Malawi would only reach around 20 percent electricity penetration in 2030 and fail to reach targets for serving the population, according to a new study.
The study on Malawi Sustainable Energy Investment conducted by Ministry of Natural Resources, Energy and Mining has found that combining grid strengthening with an increased pace of rural electrification could enable the country to reach the goal of nearly 30 percent on-grid energy access by 2030.
Malawi’s electricity penetration is at a paltry 10 percent, one of the lowest in the sub-Saharan Africa.
The study observes that meeting the country’s energy needs requires a step change compared to historic progress, which includes de-risking immediate projects as well as disseminating success to create positive feedback loops and scale investments.
The report recommends that capital be injected to meet funding needs across all major areas of Malawi’s energy system, both on-grid and off-grid; which includes $140 million for power generation, $500 million for distribution, $130 million off-grid lighting, $70 million demand-side management, $596 million cooking solutions, $10 million productive use for mini-grids and stand-alone systems as well as the $350 million for transmission.
“Investments to fill this gap will need to come from a range of private, public and concessional sources, complemented by government support,” reads the study in part.
Electricity Supply Corporation of Malawi (Escom) reports that it serves approximately 423 455 consumers, resulting in an electrification index of 10.3 percent.
With a population growth rate of 2.75 percent, the household population grows by approximately 113 000 each year.
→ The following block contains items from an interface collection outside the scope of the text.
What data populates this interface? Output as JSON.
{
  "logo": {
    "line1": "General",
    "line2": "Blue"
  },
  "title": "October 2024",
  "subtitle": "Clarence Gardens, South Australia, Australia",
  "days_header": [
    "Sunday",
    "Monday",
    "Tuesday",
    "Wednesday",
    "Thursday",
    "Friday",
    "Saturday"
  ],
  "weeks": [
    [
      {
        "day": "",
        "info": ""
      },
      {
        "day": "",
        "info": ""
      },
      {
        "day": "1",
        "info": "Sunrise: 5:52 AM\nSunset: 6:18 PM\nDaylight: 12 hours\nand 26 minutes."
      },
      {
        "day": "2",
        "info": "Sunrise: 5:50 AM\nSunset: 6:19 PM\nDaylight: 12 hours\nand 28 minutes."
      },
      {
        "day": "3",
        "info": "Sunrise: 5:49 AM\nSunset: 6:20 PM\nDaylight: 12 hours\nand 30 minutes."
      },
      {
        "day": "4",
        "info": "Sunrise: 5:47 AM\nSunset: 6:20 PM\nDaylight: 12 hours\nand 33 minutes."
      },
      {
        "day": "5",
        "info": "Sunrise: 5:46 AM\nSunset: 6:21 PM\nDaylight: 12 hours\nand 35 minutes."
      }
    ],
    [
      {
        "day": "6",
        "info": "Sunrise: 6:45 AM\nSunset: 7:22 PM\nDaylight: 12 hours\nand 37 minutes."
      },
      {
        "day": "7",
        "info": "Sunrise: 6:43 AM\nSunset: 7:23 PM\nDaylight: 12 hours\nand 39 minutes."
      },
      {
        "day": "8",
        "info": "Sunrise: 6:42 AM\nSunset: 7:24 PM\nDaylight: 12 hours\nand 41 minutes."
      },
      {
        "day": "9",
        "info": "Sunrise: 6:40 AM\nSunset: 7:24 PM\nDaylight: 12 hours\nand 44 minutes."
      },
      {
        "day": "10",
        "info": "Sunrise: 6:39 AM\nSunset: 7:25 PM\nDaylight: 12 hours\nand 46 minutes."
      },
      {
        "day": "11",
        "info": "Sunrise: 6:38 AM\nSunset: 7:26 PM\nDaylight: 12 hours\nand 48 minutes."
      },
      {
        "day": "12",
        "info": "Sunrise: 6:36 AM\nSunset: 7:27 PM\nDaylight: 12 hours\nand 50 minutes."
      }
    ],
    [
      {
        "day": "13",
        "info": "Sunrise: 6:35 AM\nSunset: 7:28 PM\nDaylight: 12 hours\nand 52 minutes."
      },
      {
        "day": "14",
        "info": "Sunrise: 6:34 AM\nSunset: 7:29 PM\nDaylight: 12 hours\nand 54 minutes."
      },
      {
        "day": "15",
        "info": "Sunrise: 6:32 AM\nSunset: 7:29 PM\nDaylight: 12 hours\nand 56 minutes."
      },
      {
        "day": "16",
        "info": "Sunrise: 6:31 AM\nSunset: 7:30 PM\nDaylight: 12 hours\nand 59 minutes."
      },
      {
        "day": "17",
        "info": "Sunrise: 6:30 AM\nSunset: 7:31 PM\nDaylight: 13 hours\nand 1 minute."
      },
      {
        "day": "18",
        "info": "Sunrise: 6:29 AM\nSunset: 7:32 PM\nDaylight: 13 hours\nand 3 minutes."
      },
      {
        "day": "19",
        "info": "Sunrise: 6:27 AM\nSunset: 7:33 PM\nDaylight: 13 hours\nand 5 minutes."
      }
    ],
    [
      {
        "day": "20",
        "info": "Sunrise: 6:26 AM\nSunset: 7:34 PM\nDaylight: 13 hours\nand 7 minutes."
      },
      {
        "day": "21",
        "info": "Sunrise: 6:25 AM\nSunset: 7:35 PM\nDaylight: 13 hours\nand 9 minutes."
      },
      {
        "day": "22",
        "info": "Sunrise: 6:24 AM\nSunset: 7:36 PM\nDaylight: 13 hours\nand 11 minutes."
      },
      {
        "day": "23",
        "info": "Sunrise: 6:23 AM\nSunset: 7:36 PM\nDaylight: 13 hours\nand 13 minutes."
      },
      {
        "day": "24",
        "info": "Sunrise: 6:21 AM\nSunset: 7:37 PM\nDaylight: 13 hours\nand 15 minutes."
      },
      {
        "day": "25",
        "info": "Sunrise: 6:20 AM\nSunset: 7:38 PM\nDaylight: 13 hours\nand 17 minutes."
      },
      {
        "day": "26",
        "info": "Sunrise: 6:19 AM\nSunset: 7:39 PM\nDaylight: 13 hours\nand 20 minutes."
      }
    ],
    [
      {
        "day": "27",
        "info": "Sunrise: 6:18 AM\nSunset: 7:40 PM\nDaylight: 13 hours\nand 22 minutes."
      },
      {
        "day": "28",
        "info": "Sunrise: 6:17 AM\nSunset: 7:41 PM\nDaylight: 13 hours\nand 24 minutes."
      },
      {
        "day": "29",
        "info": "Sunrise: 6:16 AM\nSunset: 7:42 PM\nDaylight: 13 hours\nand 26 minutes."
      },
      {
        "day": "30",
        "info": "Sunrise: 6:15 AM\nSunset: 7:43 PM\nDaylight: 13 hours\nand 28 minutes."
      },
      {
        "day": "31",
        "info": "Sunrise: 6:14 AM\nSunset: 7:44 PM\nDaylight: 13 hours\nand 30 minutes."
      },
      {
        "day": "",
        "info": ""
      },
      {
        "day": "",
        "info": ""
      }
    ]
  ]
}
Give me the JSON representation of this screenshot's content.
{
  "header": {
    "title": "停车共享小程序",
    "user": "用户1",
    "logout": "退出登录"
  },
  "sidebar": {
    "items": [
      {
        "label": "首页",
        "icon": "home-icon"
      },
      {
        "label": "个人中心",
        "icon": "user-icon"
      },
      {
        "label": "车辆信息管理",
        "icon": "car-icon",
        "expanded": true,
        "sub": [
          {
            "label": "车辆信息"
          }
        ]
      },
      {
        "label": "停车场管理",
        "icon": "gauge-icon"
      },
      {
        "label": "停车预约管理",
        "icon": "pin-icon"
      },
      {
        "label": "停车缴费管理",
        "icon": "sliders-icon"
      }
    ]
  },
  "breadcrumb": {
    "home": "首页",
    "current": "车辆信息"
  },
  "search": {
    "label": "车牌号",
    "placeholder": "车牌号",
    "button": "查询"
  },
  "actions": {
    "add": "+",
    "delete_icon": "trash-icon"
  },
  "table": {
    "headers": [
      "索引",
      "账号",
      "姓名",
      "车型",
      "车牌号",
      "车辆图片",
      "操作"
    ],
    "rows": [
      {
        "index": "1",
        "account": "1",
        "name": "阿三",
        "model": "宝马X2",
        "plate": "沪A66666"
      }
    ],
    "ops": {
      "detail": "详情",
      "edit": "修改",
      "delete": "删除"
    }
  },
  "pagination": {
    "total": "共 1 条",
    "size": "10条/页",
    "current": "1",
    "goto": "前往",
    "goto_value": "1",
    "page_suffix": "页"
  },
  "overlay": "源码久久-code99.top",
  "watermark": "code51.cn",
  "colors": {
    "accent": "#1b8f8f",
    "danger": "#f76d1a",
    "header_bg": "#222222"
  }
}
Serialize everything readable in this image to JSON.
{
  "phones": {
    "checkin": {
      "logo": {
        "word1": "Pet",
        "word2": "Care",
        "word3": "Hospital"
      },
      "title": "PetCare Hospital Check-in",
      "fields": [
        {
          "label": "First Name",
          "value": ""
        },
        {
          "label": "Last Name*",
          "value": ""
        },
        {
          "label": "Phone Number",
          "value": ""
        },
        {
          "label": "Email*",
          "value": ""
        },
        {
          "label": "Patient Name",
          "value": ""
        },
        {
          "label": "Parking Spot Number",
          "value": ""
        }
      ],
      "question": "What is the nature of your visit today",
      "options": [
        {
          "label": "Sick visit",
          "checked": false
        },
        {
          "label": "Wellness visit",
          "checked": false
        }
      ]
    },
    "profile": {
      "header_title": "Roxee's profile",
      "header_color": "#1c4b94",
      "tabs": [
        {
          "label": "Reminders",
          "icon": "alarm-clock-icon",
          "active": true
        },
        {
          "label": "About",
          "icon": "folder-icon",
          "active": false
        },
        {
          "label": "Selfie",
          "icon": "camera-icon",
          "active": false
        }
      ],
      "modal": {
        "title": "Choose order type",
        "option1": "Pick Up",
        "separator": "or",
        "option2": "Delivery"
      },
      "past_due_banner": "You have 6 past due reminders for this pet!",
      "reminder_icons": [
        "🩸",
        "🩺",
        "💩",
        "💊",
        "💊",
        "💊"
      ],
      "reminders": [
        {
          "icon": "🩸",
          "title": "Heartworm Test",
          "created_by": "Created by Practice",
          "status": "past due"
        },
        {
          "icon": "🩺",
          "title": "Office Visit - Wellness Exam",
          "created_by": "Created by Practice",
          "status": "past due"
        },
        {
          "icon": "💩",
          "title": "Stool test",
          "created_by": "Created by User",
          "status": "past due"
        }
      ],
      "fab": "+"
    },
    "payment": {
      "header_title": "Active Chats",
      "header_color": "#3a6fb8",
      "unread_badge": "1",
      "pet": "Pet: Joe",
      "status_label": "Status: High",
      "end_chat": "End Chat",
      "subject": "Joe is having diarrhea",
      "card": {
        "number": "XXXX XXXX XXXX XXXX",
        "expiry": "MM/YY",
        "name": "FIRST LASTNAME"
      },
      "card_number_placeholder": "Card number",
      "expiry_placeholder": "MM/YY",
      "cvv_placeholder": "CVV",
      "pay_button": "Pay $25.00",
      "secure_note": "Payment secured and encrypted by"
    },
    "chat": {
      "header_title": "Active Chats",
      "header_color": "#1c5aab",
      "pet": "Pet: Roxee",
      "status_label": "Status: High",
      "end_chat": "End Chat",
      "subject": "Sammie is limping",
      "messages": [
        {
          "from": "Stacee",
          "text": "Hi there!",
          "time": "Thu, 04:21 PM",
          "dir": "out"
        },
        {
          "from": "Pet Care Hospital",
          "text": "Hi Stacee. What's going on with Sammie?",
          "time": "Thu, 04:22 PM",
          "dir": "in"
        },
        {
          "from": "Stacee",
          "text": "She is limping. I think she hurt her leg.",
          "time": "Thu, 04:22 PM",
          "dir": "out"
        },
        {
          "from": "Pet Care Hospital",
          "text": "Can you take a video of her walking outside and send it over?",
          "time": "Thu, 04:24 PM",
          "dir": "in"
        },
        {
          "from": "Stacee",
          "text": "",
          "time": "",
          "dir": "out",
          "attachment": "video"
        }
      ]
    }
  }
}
Using these growth rates, the projected population in 2030 is 26.58 million, or 5.9 million households.
Experts say energy is a means to an end as it provides a platform for social and economic development and a pathway for achieving many of the other Sustainable Development Goals (SDGs).
Malawi has committed to achieving sustainable energy for all as enshrined in SDGs) Number Seven with a Sustainable Energy for All (SEforAll) Action Agenda 2017 which intends to provide access to modern energy services for all by 2030 through on-and off-grid electrification and improved cook stove.
Speaking last week in Lilongwe during the launch of National Energy Policy, Minister of Natural Resources, Energy and Mining Bintony Kutsaira said t government is working to have up to 50 percent of the population connected to electricity by 2025.
The minister said the country is facing many challenges in the power sector, which requires policymakers to be dynamic.
“We have to ensure that the plans we are making should be in tandem with what our policy says,” said Kutsaira.